WHAT THE TASK ASKS:
Report every line in the listing below where the string "text" shows up.

INFORMATION SUPPLIED:
────────────────────────────────────────
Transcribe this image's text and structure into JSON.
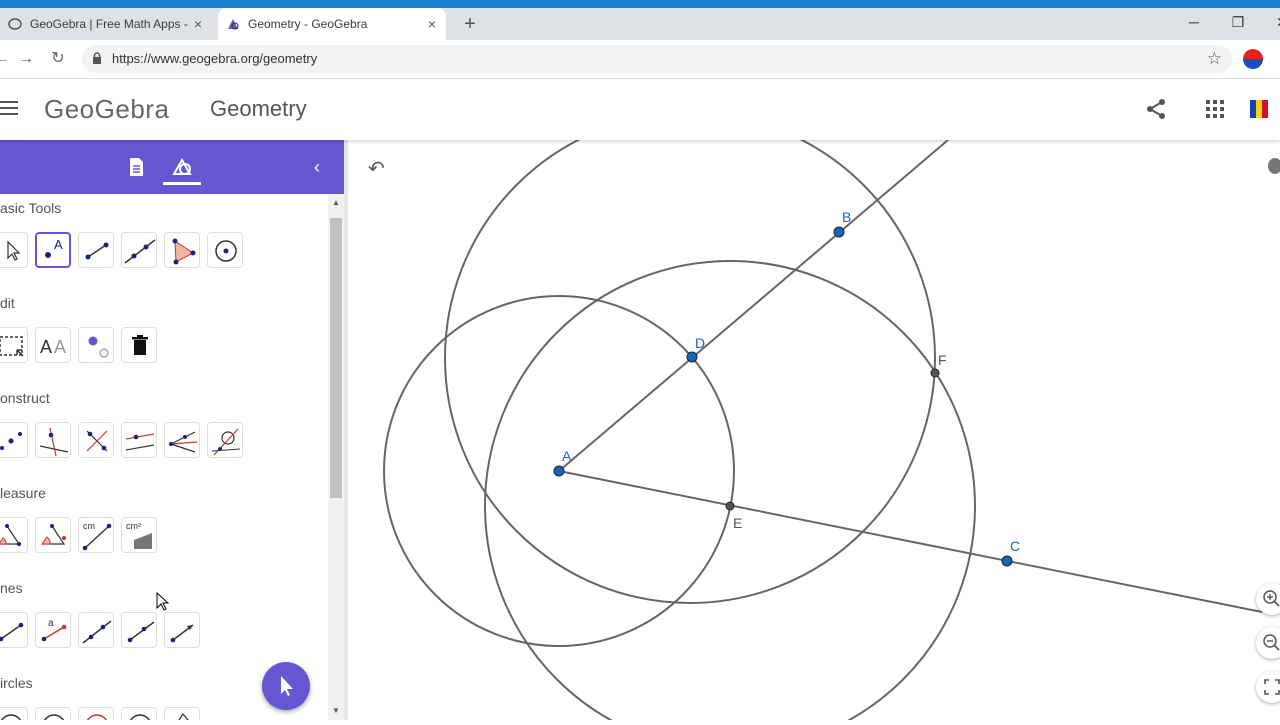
{
  "browser": {
    "tabs": [
      {
        "title": "GeoGebra | Free Math Apps - used",
        "active": false
      },
      {
        "title": "Geometry - GeoGebra",
        "active": true
      }
    ],
    "url": "https://www.geogebra.org/geometry",
    "new_tab": "+",
    "window_controls": {
      "minimize": "─",
      "restore": "❐",
      "close": "✕"
    }
  },
  "app": {
    "logo": "GeoGebra",
    "title": "Geometry"
  },
  "sidebar": {
    "categories": [
      {
        "label": "asic Tools",
        "tools": [
          "move-tool",
          "point-tool",
          "segment-tool",
          "line-tool",
          "polygon-tool",
          "circle-center-point-tool"
        ]
      },
      {
        "label": "dit",
        "tools": [
          "select-rectangle-tool",
          "text-tool",
          "show-hide-tool",
          "delete-tool"
        ]
      },
      {
        "label": "onstruct",
        "tools": [
          "midpoint-tool",
          "perpendicular-tool",
          "bisector-tool",
          "parallel-tool",
          "angle-bisector-tool",
          "tangent-tool"
        ]
      },
      {
        "label": "leasure",
        "tools": [
          "angle-tool",
          "angle-size-tool",
          "distance-tool",
          "area-tool"
        ]
      },
      {
        "label": "nes",
        "tools": [
          "segment-tool",
          "segment-length-tool",
          "line-tool",
          "ray-tool",
          "vector-tool"
        ]
      },
      {
        "label": "ircles",
        "tools": [
          "circle-tool",
          "circle-radius-tool",
          "compass-tool",
          "semicircle-tool",
          "arc-tool"
        ]
      }
    ],
    "measure_labels": {
      "distance": "cm",
      "area": "cm²"
    },
    "selected_tool": "point-tool"
  },
  "colors": {
    "accent": "#6557d2",
    "point": "#1565c0",
    "label": "#1565c0",
    "curve": "#666666"
  },
  "graphics": {
    "points": [
      {
        "label": "A",
        "type": "free"
      },
      {
        "label": "B",
        "type": "free"
      },
      {
        "label": "C",
        "type": "free"
      },
      {
        "label": "D",
        "type": "free"
      },
      {
        "label": "E",
        "type": "intersection"
      },
      {
        "label": "F",
        "type": "intersection"
      }
    ]
  }
}
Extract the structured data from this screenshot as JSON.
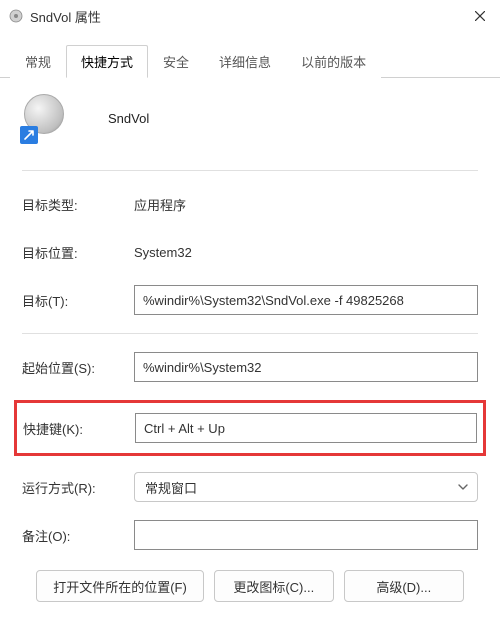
{
  "window": {
    "title": "SndVol 属性"
  },
  "tabs": {
    "general": "常规",
    "shortcut": "快捷方式",
    "security": "安全",
    "details": "详细信息",
    "previous": "以前的版本",
    "active": "shortcut"
  },
  "header": {
    "app_name": "SndVol"
  },
  "fields": {
    "target_type": {
      "label": "目标类型:",
      "value": "应用程序"
    },
    "target_loc": {
      "label": "目标位置:",
      "value": "System32"
    },
    "target": {
      "label": "目标(T):",
      "value": "%windir%\\System32\\SndVol.exe -f 49825268"
    },
    "start_in": {
      "label": "起始位置(S):",
      "value": "%windir%\\System32"
    },
    "shortcut_key": {
      "label": "快捷键(K):",
      "value": "Ctrl + Alt + Up"
    },
    "run": {
      "label": "运行方式(R):",
      "value": "常规窗口"
    },
    "comment": {
      "label": "备注(O):",
      "value": ""
    }
  },
  "buttons": {
    "open_location": "打开文件所在的位置(F)",
    "change_icon": "更改图标(C)...",
    "advanced": "高级(D)..."
  }
}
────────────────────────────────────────
TASK RESPONSE:
Transcribe this image's text and structure into JSON.
          "text-tool",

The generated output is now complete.